## Activity:
In the records below, find each line holding the word "role" and copy it.

** Opening Recorded data block **

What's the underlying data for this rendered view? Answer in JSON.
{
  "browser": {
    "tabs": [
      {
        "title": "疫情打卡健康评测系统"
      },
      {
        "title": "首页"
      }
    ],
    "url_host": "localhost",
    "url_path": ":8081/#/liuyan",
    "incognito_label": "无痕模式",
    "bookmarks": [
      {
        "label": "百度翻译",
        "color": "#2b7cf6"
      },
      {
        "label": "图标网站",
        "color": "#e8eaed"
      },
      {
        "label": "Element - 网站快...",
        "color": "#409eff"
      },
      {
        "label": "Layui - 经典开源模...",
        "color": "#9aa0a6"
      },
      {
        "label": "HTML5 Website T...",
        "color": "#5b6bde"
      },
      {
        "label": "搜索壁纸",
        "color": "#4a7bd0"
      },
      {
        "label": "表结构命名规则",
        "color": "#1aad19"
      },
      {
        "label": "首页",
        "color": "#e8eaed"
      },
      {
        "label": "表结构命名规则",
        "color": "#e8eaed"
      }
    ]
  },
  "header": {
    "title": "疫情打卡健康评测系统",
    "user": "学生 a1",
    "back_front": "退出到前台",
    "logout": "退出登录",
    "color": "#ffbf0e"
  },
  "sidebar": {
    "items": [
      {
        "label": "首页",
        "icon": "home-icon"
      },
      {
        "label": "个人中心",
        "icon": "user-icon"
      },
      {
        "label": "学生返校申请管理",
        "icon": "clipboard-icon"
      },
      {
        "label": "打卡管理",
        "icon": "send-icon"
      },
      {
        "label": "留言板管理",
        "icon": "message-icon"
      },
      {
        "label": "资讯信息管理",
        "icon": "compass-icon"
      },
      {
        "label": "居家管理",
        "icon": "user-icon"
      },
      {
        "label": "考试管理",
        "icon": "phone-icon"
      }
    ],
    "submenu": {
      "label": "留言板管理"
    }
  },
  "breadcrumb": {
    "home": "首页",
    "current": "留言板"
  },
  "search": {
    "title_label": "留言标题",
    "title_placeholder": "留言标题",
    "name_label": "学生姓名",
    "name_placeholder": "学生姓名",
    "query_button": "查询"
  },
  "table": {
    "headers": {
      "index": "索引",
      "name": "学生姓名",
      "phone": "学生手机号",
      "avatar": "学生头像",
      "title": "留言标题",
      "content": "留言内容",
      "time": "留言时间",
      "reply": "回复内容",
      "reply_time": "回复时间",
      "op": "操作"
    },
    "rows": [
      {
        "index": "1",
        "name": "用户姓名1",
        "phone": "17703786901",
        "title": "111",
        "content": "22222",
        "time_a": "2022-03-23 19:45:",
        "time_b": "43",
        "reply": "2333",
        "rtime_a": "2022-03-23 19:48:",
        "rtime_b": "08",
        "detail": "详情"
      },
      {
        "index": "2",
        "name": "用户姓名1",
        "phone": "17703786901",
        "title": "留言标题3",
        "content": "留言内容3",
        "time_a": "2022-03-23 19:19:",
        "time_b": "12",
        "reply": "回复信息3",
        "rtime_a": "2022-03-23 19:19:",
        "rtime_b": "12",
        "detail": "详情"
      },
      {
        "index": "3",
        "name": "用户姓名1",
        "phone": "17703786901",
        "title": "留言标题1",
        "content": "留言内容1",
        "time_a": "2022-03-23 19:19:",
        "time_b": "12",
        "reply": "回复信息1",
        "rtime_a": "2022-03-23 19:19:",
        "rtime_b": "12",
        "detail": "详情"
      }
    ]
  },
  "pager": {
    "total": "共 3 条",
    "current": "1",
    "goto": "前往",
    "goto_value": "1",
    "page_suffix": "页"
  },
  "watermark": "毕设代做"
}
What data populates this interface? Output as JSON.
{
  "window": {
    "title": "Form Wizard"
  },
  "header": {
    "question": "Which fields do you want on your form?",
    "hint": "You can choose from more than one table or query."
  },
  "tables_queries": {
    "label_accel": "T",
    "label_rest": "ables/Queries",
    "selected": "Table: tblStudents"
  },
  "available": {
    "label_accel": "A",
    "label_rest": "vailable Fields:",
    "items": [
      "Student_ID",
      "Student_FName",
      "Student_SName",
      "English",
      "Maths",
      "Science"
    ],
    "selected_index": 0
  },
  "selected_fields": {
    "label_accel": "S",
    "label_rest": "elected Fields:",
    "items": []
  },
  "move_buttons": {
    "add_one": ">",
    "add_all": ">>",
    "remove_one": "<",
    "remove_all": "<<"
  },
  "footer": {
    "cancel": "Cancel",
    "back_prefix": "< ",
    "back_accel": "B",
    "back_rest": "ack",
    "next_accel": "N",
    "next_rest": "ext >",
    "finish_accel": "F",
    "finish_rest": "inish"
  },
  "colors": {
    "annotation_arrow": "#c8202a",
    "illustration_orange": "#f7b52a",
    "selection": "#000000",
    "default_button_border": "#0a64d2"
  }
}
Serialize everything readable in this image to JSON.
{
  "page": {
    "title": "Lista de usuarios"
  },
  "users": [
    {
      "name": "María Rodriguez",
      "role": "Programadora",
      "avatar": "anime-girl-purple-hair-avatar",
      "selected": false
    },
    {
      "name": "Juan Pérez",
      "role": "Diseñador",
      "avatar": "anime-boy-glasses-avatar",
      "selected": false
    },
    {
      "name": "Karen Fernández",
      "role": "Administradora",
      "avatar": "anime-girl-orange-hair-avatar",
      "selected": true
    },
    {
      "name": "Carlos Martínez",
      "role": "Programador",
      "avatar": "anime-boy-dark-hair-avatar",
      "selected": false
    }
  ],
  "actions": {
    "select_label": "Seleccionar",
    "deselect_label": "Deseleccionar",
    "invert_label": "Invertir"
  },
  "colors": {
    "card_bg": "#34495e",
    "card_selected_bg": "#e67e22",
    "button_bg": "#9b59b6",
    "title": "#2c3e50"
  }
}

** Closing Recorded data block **

## Worked solution:
      "role": "Programadora",
      "role": "Diseñador",
      "role": "Administradora",
      "role": "Programador",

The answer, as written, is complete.